## Problem details
Pick every line out of the entries below that has the string "Workspaces", and copy it.

(App and web page records)
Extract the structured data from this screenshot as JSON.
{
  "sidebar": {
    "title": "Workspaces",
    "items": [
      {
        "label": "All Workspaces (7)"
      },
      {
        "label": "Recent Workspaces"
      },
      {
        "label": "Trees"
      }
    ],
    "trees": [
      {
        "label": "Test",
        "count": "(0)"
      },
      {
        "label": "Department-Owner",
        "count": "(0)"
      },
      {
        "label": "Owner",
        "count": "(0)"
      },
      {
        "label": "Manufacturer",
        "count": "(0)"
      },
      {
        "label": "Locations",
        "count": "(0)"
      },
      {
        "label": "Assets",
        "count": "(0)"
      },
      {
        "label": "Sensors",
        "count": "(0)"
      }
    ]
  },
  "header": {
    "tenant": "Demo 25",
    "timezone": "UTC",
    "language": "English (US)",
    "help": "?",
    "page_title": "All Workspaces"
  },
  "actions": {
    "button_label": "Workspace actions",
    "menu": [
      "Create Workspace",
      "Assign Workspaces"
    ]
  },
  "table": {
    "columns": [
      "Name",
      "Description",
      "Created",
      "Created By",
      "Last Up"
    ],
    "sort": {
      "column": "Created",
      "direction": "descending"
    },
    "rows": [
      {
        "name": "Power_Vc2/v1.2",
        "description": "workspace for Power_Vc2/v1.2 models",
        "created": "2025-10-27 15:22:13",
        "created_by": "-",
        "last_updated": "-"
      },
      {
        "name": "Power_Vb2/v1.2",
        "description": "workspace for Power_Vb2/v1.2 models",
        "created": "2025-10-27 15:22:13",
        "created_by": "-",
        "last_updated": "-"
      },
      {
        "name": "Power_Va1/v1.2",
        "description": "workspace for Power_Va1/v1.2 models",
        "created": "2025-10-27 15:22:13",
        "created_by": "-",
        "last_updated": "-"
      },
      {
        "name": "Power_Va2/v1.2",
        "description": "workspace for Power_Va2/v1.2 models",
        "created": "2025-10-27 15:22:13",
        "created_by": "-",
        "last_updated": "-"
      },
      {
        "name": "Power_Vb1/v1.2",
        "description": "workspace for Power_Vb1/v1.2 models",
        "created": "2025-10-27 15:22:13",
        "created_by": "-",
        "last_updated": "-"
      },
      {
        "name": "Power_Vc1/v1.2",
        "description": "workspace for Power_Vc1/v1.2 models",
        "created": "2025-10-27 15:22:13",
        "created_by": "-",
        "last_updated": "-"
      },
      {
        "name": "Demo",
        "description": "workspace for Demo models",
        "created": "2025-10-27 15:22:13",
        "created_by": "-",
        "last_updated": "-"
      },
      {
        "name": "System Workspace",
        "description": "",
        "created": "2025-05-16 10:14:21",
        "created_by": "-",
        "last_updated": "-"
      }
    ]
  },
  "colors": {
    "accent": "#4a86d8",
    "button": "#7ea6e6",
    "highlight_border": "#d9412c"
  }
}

## Exercise output
    "title": "Workspaces",
        "label": "All Workspaces (7)"
        "label": "Recent Workspaces"
    "page_title": "All Workspaces"
      "Assign Workspaces"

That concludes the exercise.